Expert forum Covid-19 interview: Heather Haq

Heather Haq, Chief Medical Officer at Baylor College of Medicine in Houston, Texas, highlighted the impact of COVID-19 on children

 

Swiss Re Institute: Dr. Haq , thank you for joining us. Your insights as a hospitalist pediatrician shine an important light on children's health, an area that's been neglected in the past year as we've rushed to contain the pandemic.
Dr. Haq (find her on LinkedIn): Glad to be with you to share some of what we've learned over the course of the past year as frontline workers at Texas Children's Hospital. We all know that COVID-19 rarely leads to severe outcomes in children and teens – most infected children experience only mild to moderate symptoms. For this reason, both the physical and psychological impact on children is often overlooked. The numbers, however, are telling us that there needs to be a far greater focus on children. In the beginning of the pandemic it was estimated that around 2% of diagnosed cases were children and teens. But as testing has expanded the estimate has risen to 8-10%. While there are few deaths, we do see a number of worrying trends.

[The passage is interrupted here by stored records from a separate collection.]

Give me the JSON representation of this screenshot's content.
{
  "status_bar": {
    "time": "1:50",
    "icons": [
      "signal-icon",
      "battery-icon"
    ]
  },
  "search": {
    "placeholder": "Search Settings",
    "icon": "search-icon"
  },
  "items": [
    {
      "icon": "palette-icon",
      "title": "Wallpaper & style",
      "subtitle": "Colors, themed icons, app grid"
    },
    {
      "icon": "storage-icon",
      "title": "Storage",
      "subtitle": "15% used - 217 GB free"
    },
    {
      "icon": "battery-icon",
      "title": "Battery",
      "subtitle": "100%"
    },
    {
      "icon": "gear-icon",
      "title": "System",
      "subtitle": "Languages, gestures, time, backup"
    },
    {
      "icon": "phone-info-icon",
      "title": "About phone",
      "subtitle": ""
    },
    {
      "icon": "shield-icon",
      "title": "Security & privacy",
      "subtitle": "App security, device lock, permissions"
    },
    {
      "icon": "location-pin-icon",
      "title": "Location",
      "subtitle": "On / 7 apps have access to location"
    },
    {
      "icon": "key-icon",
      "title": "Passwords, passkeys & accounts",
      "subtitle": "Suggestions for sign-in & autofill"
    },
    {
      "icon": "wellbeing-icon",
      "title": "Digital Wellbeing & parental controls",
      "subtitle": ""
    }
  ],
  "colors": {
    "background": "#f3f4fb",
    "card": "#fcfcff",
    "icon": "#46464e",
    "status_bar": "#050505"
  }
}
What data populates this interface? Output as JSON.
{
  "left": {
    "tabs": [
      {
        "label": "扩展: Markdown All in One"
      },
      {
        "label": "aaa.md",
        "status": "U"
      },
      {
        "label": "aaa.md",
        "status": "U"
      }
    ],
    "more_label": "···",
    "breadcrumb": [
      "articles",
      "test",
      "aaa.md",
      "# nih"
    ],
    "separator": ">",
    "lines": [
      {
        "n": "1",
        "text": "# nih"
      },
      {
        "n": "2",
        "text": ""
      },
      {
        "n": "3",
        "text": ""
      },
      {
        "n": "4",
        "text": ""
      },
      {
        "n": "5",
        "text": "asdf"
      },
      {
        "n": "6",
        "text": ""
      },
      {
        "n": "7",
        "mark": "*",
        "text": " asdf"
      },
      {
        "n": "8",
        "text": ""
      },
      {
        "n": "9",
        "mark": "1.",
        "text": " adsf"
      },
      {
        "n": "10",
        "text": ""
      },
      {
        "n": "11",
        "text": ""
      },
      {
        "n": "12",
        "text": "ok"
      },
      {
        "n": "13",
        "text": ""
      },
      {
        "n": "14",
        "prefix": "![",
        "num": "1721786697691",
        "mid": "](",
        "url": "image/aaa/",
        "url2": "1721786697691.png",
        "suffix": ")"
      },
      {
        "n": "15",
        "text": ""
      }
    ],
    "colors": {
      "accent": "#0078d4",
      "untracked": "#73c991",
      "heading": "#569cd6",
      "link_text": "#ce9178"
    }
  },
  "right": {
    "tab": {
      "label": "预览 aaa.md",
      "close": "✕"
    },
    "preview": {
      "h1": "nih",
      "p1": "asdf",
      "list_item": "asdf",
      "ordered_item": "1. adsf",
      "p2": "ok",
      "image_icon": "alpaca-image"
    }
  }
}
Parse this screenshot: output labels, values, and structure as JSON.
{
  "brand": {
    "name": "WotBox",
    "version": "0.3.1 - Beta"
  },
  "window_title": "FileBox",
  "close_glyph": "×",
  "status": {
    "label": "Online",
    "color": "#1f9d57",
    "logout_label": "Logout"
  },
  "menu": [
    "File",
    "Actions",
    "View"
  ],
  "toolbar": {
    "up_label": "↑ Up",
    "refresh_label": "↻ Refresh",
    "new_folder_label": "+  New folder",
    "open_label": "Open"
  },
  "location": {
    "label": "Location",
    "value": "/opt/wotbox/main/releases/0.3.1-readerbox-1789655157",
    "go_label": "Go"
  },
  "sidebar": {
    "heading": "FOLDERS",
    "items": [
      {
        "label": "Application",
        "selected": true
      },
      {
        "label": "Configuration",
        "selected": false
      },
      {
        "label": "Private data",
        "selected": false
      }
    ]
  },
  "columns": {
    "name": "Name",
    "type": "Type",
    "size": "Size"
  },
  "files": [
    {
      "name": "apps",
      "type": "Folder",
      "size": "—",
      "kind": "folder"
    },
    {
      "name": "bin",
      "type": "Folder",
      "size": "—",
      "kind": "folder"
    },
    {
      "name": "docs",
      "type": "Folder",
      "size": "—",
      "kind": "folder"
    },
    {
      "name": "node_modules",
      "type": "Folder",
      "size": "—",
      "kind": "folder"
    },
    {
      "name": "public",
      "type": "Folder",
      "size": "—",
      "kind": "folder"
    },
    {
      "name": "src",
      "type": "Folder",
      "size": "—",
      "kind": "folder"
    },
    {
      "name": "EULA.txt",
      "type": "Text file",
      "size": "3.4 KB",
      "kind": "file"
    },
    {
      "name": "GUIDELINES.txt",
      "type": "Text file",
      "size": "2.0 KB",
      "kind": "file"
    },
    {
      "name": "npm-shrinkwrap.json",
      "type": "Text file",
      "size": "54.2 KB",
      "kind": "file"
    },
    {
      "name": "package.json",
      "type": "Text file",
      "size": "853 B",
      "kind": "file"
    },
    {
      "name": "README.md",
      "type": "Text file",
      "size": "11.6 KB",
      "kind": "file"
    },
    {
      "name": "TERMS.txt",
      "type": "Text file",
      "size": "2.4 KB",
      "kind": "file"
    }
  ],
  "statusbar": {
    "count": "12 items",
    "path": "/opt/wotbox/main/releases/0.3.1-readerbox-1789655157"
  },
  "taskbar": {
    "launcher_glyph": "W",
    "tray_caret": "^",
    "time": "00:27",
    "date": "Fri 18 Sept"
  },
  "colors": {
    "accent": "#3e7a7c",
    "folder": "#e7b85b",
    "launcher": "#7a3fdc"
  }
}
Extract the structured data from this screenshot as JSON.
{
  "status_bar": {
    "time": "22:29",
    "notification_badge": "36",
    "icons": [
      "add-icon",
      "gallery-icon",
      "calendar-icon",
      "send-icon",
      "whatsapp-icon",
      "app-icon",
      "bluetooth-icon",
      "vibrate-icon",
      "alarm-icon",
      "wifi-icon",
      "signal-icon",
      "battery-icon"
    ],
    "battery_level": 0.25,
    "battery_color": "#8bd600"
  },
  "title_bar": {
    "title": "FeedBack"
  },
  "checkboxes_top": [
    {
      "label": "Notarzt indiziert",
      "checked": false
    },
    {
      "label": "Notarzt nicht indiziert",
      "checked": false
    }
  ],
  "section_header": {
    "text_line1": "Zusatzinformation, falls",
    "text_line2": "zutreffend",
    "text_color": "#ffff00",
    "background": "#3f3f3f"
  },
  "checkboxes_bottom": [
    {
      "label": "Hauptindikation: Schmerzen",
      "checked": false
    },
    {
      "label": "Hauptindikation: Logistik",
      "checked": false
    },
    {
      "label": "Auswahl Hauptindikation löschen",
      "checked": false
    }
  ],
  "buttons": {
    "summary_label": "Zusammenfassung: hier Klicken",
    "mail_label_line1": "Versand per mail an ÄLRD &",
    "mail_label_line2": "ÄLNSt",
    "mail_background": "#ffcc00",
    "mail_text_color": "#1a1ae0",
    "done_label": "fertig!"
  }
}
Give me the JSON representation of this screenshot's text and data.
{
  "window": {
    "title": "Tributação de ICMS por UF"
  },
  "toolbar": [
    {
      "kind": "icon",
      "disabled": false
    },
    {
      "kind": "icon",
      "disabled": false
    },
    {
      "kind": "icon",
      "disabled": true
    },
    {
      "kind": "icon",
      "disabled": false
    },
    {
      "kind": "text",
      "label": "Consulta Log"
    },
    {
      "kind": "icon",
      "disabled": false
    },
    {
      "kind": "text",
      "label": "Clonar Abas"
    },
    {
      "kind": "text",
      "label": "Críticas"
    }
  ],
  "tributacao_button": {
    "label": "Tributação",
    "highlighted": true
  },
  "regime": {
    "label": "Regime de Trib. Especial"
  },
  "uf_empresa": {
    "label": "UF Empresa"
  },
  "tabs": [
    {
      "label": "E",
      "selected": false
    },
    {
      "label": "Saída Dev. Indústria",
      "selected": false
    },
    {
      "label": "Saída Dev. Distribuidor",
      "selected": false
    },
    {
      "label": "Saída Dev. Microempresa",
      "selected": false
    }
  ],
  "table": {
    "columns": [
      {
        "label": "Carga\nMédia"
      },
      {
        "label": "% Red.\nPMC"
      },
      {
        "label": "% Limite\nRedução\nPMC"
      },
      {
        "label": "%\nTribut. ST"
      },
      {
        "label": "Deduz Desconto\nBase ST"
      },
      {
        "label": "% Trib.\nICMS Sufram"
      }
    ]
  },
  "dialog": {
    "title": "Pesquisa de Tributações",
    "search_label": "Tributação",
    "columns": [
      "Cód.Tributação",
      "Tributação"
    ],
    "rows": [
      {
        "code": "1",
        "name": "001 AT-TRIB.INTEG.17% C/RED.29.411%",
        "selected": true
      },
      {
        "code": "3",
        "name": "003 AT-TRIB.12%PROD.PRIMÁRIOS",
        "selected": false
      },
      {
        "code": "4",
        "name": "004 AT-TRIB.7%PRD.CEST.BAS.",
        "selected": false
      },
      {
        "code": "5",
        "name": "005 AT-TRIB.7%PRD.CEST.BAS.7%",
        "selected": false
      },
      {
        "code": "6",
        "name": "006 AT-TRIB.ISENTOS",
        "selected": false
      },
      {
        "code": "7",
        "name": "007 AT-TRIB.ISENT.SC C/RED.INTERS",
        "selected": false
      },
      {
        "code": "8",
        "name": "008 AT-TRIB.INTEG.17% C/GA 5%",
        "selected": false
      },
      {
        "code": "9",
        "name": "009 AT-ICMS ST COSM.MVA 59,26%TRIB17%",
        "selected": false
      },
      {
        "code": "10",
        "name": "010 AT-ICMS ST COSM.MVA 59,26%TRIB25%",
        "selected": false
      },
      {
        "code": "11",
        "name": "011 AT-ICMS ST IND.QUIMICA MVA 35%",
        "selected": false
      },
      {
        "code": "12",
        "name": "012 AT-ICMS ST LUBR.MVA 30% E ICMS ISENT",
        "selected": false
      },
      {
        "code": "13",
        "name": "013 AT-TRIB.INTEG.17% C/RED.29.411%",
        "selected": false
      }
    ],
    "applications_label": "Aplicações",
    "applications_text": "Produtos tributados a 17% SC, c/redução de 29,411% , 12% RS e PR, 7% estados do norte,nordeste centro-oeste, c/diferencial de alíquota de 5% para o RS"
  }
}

Swiss Re Institute: Before we look at the longer-term impacts of COVID-19 on children, can you tell us a bit more about children's symptoms as they come to your hospital?
Dr. Haq: There's neonatal fever, fever, vomiting, diarrhea, dehydration. We see cases of kidney injury and pneumonia, but not as much as in adults. And then there's MIS-C, the multi-system inflammatory syndrome in children. We find that one in three children requires critical care.

Swiss Re Institute: Can you elaborate on MIS-C?
Dr. Haq: It's basically a combination of fever, lab evidence of inflammation, and multiple organ systems involved – and a history of recent or current COVID infection. We have seen a large number of these cases here in Texas. These tend to happen in adolescents, previously healthy. And we've found that cases of MIS-C usually lag behind COVID surges by about three to four weeks.

Swiss Re Institute: What are the long-term sequelae of both acute COVID and MIS-C in children?
Dr Haq: We have set up a post-COVID clinic, focused on examining heart function of children who were diagnosed with either acute COVID disease or MIS-C. A lot of these kids have structural changes in their hearts, or heart function, that need to be observed closely over time. We are concerned that these children could have lifelong impacts.

With regard to psychological impacts, we see an alarming trend, you might call it a pediatric mental health tsunami. Many children experience heightened levels of anxiety. These are children who have lost family members or have family members impacted by COVID-19 and so require care long after a diagnosis. Children, in their developmental stages, also struggle with disrupted schooling, loss of peer interactions, loss of routine, economic changes at both the family and community level. In the United States we've found that emergency room visits for mental health crises among 12 to 17-year olds is up more than 30% compared to the prior year. Children are presenting to the ER with suicidal ideation, following suicide attempts and both intentional and unintentional overdoses. We see another disturbing trend in that the pre-teen age group also presents these types of issues.

Swiss Re Institute: Are the rise of suicide ideation and attempts tied to pandemic waves?
Dr. Haq: That's what we see. At the beginning of last year, the data was comparable to 2019. But already in February and March we saw a rise in suicidal ideation rates, as well as an increase of children presenting for suicide attempts to pediatric emergency departments. We saw a next surge in the summer. As far as actual suicide attempts, there's been an increase, compared to the prior year, throughout the pandemic. These trends in our teenage and pre-teen populations indicate a widespread mental health impact of the pandemic on this age group.

Swiss Re Institute: Are mental health institutions ready to cope with the increase?
Dr. Haq: We see shortages of community mental health resources. With psychiatric institutions overflowing because of increased demand, patients are sent to medical hospitals, such as Texas Children's. Across the US we seen an increase in number of mental health admissions into hospitals. These are children without medical issues but suffering from severe depression and suicidal thoughts.

It is difficult to predict the long-term sequelae of the mental health challenges in this age group. But I think we're going to be seeing reverberations of this mental health pandemic amongst children for a long time to come. Finally, allow me to add one more area of concern that requires attention, study and care: orphans, left in the wake of the pandemic. The many adult deaths due to COVID-19 leave behind an even greater number of single or double orphans. It must be expected that these millions of bereaved teens and pre-teens will add to the increasing demands put on our care institutions.